RIP vWorkspace.

Disclaimer: I used to work for Provision/Quest/Dell and looked after vWorkspace..


Sadly this is bound to happen... A large company acquires a great company and kills it. Dell contunues to do this with:

- ScriptLogic

- Quest Software (yes I am prediction they will ruin this further)

- Enstratius, formerly enStratus Networks (they will ruin this as well)

- KACE Networks (still fighting...)

If you look at the IDC marketscape, there are three gorillas:


(Funny thing is VWware and Citrix biggest competitor isn't each other, but rather their 'friend' Microsoft.)

Dell sadly needs these guys to survive, so poking them won't bode well for their future.

Ericom will continue to cling on and be the fighter they always are and be the largest Citrix hater. Got to love their effort!

NIMBOXX is starting trend... Can Vendors like Nutanix, SimpliVity and Pivot3 follow the trend, be a big boy and compete with Citrix or VMware? It is happening... they just play nice at the moment.

BTW... Atantis computing; Did you know they sell hardware now!? (Shocked they did not get acquired yet)

My prediction... Leostream (I am shocked they are still around per Gabe's article) will get acquired by one of the big hyperconverged vendors.

Then there are our friends over at Workspot... VDI 2.0. Really? Acquired or dead by end of 2016 is my prediction.

It is sad when a great technology gets shelved but this is the nature of the business we play in... Job security, right!?


hmmm. lots of good people have been involved with that product line.

With that said, Dell does own a broker... it falls under the subsidiary mentioned.... VMW  why own two?


Worked for Quest/Dell for 11 years and worked on vWorkspace for 3+ years and loved the team, the atmosphere and the product itself.  To have a product that did most of what the big two did for a fraction of the cost was refreshing and we just could not push past the 800lb gorilla (Citrix) and the 500 lb gorilla (VMware) but had some wonderful times and great wins over the life of the product.  I have since moved on to MSFT but will always remember vWorkspace (and our trip to Australia Brian..




Would any of the vWorkspace code be of any use in VMware Horizon?  



From long experience in the software industry: it doesn't work that way. Companies buy brands, patents, customer base, and sometimes talent. They never buy lines of code

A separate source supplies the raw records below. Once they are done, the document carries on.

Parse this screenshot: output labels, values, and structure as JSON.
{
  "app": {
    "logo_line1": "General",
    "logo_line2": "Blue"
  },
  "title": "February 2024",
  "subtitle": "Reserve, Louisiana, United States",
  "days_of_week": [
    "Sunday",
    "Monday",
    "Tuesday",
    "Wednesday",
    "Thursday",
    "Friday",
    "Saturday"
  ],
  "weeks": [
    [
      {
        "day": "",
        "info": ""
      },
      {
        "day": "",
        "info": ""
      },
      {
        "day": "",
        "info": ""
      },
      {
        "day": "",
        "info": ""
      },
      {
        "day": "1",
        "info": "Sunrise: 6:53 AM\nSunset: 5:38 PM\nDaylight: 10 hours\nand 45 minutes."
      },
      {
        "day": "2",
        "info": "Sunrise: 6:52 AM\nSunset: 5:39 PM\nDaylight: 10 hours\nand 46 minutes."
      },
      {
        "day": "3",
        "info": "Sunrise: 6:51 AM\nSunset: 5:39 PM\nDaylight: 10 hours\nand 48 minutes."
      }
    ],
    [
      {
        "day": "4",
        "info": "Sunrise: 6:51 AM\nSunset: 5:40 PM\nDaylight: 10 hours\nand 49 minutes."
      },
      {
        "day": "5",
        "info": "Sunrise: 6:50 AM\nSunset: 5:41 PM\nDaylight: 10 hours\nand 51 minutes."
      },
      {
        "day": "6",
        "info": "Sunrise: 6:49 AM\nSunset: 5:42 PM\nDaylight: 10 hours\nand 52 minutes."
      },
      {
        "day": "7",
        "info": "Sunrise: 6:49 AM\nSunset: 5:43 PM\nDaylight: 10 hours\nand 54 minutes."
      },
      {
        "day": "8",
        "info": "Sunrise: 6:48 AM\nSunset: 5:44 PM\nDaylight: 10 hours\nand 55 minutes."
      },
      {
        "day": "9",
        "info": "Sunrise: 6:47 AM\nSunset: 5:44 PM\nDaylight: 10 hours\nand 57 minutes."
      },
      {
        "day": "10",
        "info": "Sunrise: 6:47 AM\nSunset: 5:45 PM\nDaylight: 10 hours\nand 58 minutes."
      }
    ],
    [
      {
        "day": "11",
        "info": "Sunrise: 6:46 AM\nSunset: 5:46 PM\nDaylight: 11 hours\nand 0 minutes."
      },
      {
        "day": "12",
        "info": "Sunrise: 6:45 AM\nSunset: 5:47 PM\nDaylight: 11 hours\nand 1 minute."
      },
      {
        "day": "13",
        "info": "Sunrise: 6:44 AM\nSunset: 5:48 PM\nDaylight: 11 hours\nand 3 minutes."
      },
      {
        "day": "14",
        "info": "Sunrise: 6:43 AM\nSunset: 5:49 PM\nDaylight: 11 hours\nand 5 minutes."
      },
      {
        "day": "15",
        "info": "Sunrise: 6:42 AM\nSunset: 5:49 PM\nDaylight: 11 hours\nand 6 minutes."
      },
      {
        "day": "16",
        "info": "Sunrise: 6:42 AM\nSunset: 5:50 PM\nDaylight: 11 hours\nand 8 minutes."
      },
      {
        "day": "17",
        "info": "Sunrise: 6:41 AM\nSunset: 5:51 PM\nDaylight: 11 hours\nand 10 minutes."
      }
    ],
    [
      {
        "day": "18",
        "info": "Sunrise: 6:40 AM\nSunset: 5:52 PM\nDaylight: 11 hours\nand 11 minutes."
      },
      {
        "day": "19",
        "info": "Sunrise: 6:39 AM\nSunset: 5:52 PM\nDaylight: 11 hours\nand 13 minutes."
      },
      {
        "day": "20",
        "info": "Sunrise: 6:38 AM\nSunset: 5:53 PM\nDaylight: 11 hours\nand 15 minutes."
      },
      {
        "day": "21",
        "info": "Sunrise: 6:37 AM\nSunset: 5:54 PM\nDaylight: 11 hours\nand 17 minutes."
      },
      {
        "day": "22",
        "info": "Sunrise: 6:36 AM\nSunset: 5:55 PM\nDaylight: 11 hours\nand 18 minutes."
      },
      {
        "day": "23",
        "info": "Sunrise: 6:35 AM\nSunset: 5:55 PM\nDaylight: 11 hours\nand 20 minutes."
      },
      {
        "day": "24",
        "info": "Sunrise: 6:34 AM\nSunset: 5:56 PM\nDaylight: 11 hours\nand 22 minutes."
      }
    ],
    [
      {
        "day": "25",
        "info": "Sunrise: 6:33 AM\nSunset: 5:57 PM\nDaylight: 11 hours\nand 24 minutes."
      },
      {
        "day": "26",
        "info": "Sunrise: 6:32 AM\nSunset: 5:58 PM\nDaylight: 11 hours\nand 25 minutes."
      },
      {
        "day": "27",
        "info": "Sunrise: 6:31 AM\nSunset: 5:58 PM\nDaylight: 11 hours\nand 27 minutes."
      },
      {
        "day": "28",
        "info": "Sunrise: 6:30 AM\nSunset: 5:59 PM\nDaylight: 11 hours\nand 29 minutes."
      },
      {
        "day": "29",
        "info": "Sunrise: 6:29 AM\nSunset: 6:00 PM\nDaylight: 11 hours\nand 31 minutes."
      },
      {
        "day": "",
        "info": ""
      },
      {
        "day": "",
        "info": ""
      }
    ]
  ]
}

Disclaimer: I still work for Dell and looked after vWorkspace.

What a fantastic bunch of folks, I have enjoyed every minute of my time with this team, but I guess now it is a case of moving on to the next big challenge.

I had a Partner call me up and ask "Are you OK?" ;-)

He then went on to say that in his view (not mine) it was the easiest and simplest to implement with clean modern code of all the VDI Brokers.

I joined in 2010 and since then the improvements were brilliant - I tip my hat to some of the best coders I will probably ever work with - to Marc Zapf and the rest of the team a very big "Well Done", and all the best in your next endeavors.


My only hope is that vWorkspace techology and is spirit will be part of a new "Horizon"... Meanwhile RIP vWorkspace :'(

How can I test this product before it goes under?
If they wanted the Wyse thin client, maybe they need to sell the vWorkspace off, let someone else support it & it's current client. Or did they by Quest to kill any real competition to the $top 3.

1/3 the price, I will welcome that any day.